Try it:
Tally the lines in the data that follows that include the word "text", and report nothing but the total.

Data about app and page elements:
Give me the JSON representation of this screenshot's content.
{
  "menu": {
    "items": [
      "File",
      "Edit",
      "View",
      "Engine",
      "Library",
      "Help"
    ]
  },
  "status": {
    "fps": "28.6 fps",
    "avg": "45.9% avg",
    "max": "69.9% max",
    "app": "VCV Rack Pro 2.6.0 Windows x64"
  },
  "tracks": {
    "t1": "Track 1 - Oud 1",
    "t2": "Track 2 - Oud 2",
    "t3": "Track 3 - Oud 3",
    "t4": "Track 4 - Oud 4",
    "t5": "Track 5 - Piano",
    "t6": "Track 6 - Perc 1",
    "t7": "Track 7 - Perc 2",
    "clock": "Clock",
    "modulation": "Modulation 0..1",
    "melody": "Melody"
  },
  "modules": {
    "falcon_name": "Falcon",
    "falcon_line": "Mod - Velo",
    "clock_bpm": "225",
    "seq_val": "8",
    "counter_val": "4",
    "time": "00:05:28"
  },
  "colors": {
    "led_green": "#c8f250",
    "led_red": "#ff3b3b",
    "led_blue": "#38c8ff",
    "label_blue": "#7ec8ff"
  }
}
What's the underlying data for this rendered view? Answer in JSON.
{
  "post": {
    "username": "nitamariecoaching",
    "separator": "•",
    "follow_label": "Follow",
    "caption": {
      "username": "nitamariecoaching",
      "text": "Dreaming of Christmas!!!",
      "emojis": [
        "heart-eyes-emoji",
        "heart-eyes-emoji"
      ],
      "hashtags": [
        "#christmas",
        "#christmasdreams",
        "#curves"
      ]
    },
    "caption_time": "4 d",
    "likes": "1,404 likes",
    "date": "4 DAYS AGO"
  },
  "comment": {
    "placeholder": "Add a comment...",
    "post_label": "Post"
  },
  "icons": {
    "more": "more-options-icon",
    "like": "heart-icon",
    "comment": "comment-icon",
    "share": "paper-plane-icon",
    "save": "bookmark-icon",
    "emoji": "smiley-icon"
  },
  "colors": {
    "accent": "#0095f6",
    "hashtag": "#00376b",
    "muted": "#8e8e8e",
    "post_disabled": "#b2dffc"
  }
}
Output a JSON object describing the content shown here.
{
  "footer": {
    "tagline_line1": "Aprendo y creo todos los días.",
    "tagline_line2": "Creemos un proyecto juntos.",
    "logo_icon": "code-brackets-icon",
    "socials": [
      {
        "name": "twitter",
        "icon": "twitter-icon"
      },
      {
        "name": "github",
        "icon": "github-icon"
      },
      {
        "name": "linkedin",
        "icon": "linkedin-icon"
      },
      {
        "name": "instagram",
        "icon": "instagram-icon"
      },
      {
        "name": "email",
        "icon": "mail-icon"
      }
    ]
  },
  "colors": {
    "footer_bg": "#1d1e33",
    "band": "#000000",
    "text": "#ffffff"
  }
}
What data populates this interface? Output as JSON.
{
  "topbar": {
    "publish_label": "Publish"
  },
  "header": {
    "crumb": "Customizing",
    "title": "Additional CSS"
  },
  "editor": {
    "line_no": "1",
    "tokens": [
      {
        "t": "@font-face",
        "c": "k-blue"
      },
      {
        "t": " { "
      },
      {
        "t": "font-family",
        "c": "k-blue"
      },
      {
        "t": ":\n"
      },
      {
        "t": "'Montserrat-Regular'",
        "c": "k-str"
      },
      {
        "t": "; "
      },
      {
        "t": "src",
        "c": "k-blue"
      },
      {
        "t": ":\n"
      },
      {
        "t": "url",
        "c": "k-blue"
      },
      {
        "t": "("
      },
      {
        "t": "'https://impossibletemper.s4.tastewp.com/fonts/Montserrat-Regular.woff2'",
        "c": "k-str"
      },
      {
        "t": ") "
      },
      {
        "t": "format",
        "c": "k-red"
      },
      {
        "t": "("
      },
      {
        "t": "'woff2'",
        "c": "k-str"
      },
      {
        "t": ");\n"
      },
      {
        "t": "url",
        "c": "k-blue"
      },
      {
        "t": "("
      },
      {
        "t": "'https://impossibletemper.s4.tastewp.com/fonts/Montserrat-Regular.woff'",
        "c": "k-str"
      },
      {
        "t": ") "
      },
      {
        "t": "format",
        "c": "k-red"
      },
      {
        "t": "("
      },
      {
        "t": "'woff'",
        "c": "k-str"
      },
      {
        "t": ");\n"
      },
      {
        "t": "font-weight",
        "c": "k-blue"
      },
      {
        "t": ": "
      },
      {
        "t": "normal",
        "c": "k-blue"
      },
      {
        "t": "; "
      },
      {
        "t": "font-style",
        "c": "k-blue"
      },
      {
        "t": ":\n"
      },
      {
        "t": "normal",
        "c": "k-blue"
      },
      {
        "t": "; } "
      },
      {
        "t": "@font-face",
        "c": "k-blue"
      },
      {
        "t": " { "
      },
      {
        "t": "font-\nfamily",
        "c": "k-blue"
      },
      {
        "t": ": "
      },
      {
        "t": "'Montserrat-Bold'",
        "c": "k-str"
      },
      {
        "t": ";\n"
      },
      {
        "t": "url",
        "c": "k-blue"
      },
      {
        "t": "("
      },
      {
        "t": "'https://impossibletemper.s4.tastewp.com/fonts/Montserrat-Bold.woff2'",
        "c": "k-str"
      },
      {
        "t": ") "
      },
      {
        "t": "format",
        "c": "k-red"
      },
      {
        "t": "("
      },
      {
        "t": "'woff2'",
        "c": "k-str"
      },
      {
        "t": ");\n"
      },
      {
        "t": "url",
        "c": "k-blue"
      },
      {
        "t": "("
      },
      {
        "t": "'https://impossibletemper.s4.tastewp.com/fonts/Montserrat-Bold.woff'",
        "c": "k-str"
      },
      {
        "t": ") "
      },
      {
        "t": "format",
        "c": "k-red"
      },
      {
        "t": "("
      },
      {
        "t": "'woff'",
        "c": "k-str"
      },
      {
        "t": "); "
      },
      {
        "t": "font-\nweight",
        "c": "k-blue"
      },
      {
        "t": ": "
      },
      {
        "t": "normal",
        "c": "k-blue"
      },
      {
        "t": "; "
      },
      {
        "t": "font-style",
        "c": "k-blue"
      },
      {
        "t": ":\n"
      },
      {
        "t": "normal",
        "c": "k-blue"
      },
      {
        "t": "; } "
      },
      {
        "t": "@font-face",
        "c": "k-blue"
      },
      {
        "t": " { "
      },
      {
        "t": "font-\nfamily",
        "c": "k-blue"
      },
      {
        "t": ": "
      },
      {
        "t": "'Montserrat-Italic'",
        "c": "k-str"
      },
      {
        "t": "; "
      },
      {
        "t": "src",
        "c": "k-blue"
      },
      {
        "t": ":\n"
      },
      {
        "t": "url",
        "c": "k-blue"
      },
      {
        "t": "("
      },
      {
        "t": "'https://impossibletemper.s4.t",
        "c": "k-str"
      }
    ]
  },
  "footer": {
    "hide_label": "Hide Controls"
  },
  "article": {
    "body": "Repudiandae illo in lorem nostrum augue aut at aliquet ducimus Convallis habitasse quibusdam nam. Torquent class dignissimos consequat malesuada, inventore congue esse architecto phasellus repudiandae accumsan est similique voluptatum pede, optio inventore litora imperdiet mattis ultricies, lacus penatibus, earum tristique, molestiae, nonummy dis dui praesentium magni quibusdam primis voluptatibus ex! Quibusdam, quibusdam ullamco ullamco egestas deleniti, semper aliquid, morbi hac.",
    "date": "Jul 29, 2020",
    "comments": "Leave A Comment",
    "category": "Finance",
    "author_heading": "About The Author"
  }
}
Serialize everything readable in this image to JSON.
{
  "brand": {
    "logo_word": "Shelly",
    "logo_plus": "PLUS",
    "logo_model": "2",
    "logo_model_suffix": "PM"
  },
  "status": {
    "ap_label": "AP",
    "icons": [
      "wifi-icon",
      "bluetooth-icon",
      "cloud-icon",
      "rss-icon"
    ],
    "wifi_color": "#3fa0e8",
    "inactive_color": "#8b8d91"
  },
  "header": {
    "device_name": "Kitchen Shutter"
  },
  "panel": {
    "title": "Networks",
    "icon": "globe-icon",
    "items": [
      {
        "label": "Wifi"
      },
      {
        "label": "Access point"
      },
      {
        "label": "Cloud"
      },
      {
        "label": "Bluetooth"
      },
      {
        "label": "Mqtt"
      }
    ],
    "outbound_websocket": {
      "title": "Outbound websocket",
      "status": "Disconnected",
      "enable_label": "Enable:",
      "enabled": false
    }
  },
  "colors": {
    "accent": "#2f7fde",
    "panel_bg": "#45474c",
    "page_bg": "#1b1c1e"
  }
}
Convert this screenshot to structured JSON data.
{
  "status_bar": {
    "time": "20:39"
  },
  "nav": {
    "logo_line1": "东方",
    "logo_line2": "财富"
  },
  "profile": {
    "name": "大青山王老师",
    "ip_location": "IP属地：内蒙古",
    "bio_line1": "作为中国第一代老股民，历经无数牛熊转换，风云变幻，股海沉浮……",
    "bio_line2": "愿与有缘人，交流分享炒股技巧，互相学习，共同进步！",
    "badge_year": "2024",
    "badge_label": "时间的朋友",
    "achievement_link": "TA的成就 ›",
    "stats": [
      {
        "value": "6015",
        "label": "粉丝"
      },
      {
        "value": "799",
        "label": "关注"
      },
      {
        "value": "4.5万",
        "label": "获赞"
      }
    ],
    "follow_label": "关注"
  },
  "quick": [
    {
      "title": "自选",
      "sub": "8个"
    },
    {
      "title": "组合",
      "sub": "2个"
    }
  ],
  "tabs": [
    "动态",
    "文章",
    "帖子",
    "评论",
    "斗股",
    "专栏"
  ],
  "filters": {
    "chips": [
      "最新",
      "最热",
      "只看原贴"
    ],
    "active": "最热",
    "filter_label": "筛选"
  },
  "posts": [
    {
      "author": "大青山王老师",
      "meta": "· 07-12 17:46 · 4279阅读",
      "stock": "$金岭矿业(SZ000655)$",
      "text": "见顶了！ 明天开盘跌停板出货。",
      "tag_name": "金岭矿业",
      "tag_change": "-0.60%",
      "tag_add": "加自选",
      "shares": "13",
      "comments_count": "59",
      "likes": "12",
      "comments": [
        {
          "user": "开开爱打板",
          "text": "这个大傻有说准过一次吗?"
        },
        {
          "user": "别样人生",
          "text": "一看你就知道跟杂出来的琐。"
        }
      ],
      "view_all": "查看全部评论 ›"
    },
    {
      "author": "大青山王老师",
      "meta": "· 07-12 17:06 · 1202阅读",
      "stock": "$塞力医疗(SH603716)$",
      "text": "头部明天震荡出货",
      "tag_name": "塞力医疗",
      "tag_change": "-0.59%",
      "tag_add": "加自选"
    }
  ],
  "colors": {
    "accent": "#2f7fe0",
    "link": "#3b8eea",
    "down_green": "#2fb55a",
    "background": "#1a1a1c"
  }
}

Result for this exercise:
6